Two Students Charged with Making Terrorist Threats on Campus

By: Sydney McDonald | Managing Editor

[UPDATE Sept. 13, 2019]

Since the first publication last night, new details are emerging about one of the alleged threats on campus. Students are coming forward with information about Jaleel Hughes’ arrest, claiming that it was misconstrued and was not found to be threatening by his peers. According to many students close to Hughes, the snapchat was supposedly a reference to a popular anime “Death Note.” 

“From what I know the person who reported it had Jeleel’s well being in mind. Jaleel posted this with all intent as a joke to his friends with no malicious intent,” said Brandon Adcox, friend to Hughes.  

Mike Mitchell, the Vice President of Student Affairs sent out an email this morning saying, “The charge of making a terroristic threat is brought when police have reason to believe that a person has made a credible threat to commit a crime of violence against a person or property. Our community is not immune to such threats, and we are not unique in how we respond. No matter the circumstances, our police must treat any possible threat with the utmost seriousness and act immediately to ensure the safety of our campus community.”
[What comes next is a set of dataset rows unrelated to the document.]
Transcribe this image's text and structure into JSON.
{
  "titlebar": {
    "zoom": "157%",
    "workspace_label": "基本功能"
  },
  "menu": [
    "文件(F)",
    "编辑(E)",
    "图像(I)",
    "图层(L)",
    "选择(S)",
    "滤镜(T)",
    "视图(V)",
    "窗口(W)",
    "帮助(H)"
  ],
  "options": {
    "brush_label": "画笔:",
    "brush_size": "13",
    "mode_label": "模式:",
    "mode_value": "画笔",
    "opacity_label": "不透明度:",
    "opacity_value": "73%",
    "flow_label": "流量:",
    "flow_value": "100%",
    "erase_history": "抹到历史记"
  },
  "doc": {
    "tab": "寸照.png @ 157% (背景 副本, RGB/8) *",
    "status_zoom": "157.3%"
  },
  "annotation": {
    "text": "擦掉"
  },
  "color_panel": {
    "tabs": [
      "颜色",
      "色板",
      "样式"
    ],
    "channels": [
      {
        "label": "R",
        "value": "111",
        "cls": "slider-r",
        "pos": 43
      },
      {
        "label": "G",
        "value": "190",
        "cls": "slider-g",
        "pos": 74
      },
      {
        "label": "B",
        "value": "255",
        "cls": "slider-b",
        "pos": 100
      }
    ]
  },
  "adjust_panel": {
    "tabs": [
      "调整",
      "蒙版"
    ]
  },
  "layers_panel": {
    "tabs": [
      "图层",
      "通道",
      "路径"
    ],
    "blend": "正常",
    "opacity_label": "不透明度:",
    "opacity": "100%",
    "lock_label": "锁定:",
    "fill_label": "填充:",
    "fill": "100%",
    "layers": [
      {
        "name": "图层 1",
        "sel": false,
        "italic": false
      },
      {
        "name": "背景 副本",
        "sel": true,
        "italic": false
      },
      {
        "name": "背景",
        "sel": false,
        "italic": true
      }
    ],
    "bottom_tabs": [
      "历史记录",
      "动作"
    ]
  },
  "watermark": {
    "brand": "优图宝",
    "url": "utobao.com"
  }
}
As of now, the investigation is still ongoing. Both students have been released on bail and are barred from university property pending the outcome of the investigation.

“I really can not imagine what he’s going through right now,” said Grace Orosco, a member of USA’s Marching Band and friend of Hughes, “this situation is going to be detrimental to his entire education, reputation and possibly even his future career.”  

The Vanguard is following the story of both arrests as information is being released. 

[Previously Published on Sept. 12, 2019]

Two South students have been arrested this week and charged with making a terrorist threat.  Though the incidents are not related to each other, the close proximity is causing confusion on campus.

Jaleel Hughes was arrested on Tuesday, Sept. 10 by USA’s Campus Police Department. Though an official police report has not been released some students have come forward with information on the arrest, saying it was related to an alleged Snapchat reading “Don’t come to school tomorrow” that was posted on Hughes’ social media.

Jack Christensen was arrested one day after on Wednesday, Sept. 11 by campus police. A source close to Christensen, who has chosen to remain anonymous, shared that his arrest was allegedly related to the song lyric by the artist Tyler The Creator, “Kill people, burn s**t, f**k school” that Christensen wrote on a poster hung in Marx Library, where students were encouraged to “write what you’re feeling.”

“I believe the situation was blown out of proportion. I saw what he [Christensen] wrote, and for the most part, students wrote whatever they wanted on that poster, but this was deemed ‘too far’ I guess,” the source said. 

With tensions high looming over recent national events involving gun safety, campus security is on high alert for possible threats.

“People are up in arms right now, even over minuscule things,” the source continued, “I wish he [Christensen] wouldn’t have done it, but I can’t believe it’s gone this far.” 

USA Police say the investigation is still ongoing at the time of publication, so no official reports have been released to the public. All information has been sourced from students close to the subjects.